But It Looked Fresh at the Store
Have you ever wondered why you buy meat in the grocery story and when you get it home and turn it over the underside looks kind of brownish while the top looked bright red and fresh?
Apparently, the reason is that those tricky grocery store people have found a new technology that involves increased levels of carbon monoxide inside the meat packages. According to Wenonah Hauter, director of Food and Water Watch. “At worst (it’s) dangerous, at best it’s a consumer rip-off” [because you can’t tell if the meat is fresh or not].
Some consumer groups have petitioned the Food and Drug Administration to withdraw its approval of sealed packaging that uses a higher portion of carbon monoxide — 0.4 percent — than exists in air.
Carbon monoxide is a significantly toxic gas with poisoning being the most common type of fatal poisoning. Symptoms of mild poisoning include headaches, migraines, chronic fatigue syndrome and flu-like symptoms.
Just one more reason to choose organic.
Inula vs MRSA
A bright yellow flower known as Inula helenium kills the superbug MRSA (methicillin resistant staphylococcus aureus), which is resistant to some of the most powerful antibiotics available.
Inula is often used in Western herbal medicine in cough syrups. Another herb, Pulsatilla vulgaris, was also effective against the bacteria.

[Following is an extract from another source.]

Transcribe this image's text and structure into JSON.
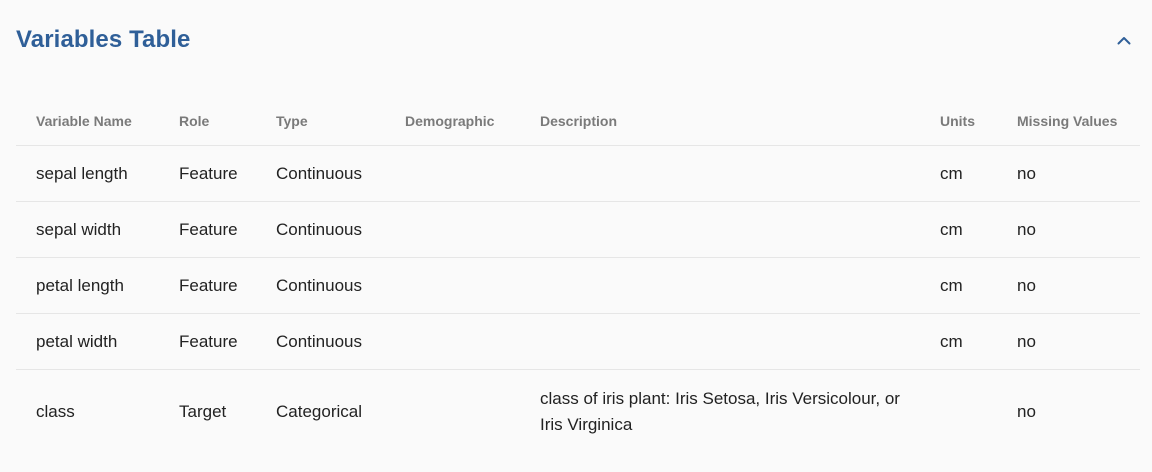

When extracts from both plants were tested against a group of 300 staphylococci, including MRSA, Inula helenium was 100 percent effective against the superbug.
Hooray for natural medicine!
Keeping Blood Sugar Stable Reduces Risk
If you who know me well, you know that I tend to harp a lot on the importance of maintaining a healthy blood sugar level. It’s important for healthy hormone balance, for preventing type II diabetes and researchers have recently discovered that it also helps prevent the recurrence of polyps in the colon. Even modest increases in blood sugar seem to result in a large increase in risk of recurrence for polyps in the colon of the type that are most likely to progress to cancer.
What is a polyp?
Polyps are non-cancerous growths, typically with a stalk that grow from the surface of linings known as mucous membranes. While they are usually benign, they can progress to become cancer.